The call for protecting cultural heritage in zones of armed conflict has become increasingly visible on the international public policy agenda, yet governments and citizens have typically limited their responses to deploring such destruction while doing little to prevent it from happening. Some observers see this inaction as playing into the hands of those extremists who are benefiting most directly from the destruction. Something analogous applied to those who murdered and abused civilians in the armed conflicts of the 1990s, until the sea change resulting from a series of humanitarian interventions, the work of the International Commission on Intervention and State Sovereignty (ICISS), and its 2001 report and accompanying research volume.

A thoughtful journalist working on these issues, Hugh Eakin, wrote in 2015, “While the United Nations has adopted the ‘responsibility to protect’ [R2P] doctrine, to allow for international intervention to stop imminent crimes of war or genocide, no such parallel principle has been introduced for cultural heritage.” The R2P analogy intuitively makes sense for four reasons. First, the original three-part conceptual framework for the responsibility for human protection formulated by ICISS—prevention, reaction, rebuilding—employs the same standard vocabulary frequently applied to concerns about the protection of cultural heritage in war zones. Second, the reformulation of the R2P framework after the UN’s 2005 World Summit can also be applied to the protection of cultural heritage. It relies on three pillars put forward by then secretary-general Ban Ki-moon: the primary responsibility of the state for protection, the international responsibility to fortify that state capacity, and the international responsibility to respond in cases of egregious failure. Third, the major obstacle facing action for the protection of people and heritage is familiar to all students of world politics: state sovereignty. Fourth, the protection of people and the protection of culture are inseparable; cultural heritage plays an important role in the restoration of civil society and the revitalization of local economies postconflict. In any case, there is no need for a hierarchy of protection because the choice between the two is false, just as a choice between people and the natural environment is false. Air, water, and culture are essential for life.

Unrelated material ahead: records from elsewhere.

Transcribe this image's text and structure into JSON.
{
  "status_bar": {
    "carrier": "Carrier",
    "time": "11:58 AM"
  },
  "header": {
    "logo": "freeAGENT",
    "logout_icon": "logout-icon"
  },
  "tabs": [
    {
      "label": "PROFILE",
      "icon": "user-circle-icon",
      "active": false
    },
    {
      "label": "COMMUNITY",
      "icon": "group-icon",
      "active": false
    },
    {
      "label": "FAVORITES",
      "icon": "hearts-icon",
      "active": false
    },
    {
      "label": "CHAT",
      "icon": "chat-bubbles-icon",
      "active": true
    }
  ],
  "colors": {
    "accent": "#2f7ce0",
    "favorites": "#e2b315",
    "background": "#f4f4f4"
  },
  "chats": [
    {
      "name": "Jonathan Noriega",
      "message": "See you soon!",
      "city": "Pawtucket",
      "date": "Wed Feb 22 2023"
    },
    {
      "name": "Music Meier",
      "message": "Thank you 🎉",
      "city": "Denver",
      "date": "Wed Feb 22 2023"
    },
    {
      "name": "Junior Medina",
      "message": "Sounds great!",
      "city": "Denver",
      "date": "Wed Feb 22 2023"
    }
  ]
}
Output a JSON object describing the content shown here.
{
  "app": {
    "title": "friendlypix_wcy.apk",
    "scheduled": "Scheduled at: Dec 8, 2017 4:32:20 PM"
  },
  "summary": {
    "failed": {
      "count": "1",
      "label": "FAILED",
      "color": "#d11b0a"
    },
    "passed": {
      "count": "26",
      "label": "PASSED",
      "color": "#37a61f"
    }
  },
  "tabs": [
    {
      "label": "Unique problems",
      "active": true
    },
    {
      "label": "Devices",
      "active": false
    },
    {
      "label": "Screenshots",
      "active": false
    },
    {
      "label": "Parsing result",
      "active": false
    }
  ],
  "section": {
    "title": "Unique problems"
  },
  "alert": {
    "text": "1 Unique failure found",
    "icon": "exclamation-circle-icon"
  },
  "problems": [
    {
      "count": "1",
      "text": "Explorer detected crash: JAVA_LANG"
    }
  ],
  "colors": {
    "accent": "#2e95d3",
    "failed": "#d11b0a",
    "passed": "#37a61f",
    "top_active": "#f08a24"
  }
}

Based on these factors, the J. Paul Getty Trust joined forces with the American Academy of Arts and Sciences to organize a brainstorming discussion in London in December 2016. Since then, the Getty Trust has convened several working sessions to refine further the results of the London meeting. This document attempts to pull together the various threads from those conversations and subsequent research in order to spell out succinctly the issues that affect either pursuing a new norm or building on existing international legal and normative tools. The terrain is fraught and complex, the political and institutional perspectives wide-ranging and conflicted. This publication is an initial foray and not a final attack on the topic. Its five chapters try to do the impossible in a brief space: summarize the problem; outline new and old elements in the current debate; map the key debates in the politics of cultural protection; spell out options for international public policy with lessons drawn from the R2P process; and indicate a possible way to advance the consideration of the challenge of protecting cultural heritage in armed conflicts.